Course Opportunity for Undergraduates Interested in American Criminal Law

Applying to law school does not require a specific major or background in legal studies.  Law schools build a cohort of individuals with diverse experiences and academic backgrounds. 

However, if you are a current undergraduate at Penn and interested in American Criminal Law, feel free to research the following Fall 2022 course offering opportunity at Penn Carey Law School: 


LAW 794-001 with Professor Paul Robinson

Mondays and Tuesdays 10:30 AM – 11:50 AM

Criminal law’s rules, and its very conceptual foundations, have shifted significantly over the past several centuries and more. And those developments have played out differently in different parts of the United States.
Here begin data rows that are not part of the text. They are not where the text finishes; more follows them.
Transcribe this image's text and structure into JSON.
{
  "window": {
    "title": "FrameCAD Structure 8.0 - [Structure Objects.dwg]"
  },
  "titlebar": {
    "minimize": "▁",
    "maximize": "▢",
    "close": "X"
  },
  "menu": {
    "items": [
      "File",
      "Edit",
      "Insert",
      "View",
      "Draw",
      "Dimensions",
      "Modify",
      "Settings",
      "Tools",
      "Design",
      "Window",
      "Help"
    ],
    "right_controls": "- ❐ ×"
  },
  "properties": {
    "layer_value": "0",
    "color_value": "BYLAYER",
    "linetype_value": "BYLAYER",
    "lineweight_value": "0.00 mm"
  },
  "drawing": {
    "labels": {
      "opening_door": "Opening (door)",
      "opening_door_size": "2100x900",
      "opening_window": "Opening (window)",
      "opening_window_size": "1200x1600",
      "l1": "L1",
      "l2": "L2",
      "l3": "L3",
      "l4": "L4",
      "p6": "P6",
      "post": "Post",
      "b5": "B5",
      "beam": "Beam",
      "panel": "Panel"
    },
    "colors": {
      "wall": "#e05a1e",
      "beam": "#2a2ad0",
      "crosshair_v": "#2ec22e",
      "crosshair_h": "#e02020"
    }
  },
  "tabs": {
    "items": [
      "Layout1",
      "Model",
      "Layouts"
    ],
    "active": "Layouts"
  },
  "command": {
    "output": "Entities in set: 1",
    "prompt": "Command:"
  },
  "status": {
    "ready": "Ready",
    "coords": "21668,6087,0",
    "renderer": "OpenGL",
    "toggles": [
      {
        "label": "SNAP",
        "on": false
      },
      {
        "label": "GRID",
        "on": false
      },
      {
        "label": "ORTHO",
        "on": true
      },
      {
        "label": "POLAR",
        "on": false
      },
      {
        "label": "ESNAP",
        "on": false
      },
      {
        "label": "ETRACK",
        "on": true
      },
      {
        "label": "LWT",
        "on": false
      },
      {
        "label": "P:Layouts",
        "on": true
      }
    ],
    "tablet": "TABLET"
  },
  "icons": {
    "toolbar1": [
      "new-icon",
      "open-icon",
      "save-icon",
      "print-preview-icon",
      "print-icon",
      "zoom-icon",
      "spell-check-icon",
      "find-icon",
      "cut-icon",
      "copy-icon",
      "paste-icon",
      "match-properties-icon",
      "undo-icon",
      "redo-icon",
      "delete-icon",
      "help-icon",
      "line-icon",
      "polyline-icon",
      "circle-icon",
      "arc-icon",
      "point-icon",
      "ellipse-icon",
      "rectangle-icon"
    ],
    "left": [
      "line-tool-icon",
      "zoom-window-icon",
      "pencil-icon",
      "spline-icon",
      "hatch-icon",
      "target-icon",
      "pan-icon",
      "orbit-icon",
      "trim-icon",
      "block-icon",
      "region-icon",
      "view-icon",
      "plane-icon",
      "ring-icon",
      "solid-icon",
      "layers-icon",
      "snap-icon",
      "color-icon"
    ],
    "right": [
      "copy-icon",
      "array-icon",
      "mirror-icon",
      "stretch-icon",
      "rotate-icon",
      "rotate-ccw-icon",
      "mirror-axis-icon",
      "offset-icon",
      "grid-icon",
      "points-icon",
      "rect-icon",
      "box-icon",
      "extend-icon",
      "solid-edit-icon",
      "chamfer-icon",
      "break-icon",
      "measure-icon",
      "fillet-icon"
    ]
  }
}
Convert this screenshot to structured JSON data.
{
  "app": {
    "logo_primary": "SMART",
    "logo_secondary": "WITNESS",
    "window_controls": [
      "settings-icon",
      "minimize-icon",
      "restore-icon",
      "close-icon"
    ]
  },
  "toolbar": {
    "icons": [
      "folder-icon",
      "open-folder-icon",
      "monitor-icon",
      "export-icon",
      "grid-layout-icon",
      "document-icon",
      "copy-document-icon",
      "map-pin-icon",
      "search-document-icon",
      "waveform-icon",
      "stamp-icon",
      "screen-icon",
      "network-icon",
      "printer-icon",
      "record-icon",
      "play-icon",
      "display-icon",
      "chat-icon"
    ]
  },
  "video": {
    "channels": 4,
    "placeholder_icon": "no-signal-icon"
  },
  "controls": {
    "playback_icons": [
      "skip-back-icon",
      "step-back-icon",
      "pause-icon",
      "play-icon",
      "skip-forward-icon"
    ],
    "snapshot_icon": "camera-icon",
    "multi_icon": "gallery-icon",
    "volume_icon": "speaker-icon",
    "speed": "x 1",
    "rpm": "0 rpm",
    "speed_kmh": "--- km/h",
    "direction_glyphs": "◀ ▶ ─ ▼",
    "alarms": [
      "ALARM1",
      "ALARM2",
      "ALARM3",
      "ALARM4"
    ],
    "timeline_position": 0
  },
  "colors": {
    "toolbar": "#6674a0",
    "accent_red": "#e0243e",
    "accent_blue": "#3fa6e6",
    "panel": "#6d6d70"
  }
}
This course explores the nature of criminal law’s underlying principles, its development, as well as the resulting diversity of views and rules.

A full range of criminal law topics are covered – general principles of liability, general defenses, and specific offenses – with a special focus on those that illustrate the law’s and society’s shift in values. The readings for each topic include a summary of the governing law and its development, a review of the current state of the law in different U.S. jurisdictions, and an examination of the law in action using a pair of cases, one historic and one modern. The case studies involve famous events – such as the shootout at the OK Corral, Lincoln’s assassination, the Hatfield-McCoy feud, Vanderbilt’s market manipulation – and famous people – such as the Marquis de Sade, Oscar Wilde, Billy the Kid, Aaron Burr, Lewis Carroll, Mafia boss Joe Bananas, and entertainers Bette Davis, Frank Sinatra, Elvis Presley, Ike and Tina Turner, and pornographer Larry Flynt.

The course is designed to promote an appreciation of the role that criminal law plays in a society’s development, to develop a student’s skills in doctrinal and theoretical analysis, and to familiarize students with a wide range of criminal law issues. The course does not overlap the law school’s introductory criminal law course but rather covers additional important issues such as the interrelation between shifting societal norms and changing criminal law rules, the interpretation and application of criminal law statutes, and the historical development of key criminal law rules and principles.

The course has no course prerequisites and is open to both law students and non-law students. The coursebook is the newly published American Criminal Law: Its Principles, People & Evolution and Application (Routledge 2022). Optional background readings are available in Robinson & Cahill, Criminal Law, 2nd Edition (Wolters Kluwer 2012). The course has a take-home midterm and an in-class final examination. 

By Ariana Alexander
Ariana Alexander Associate Director, Graduate School Advising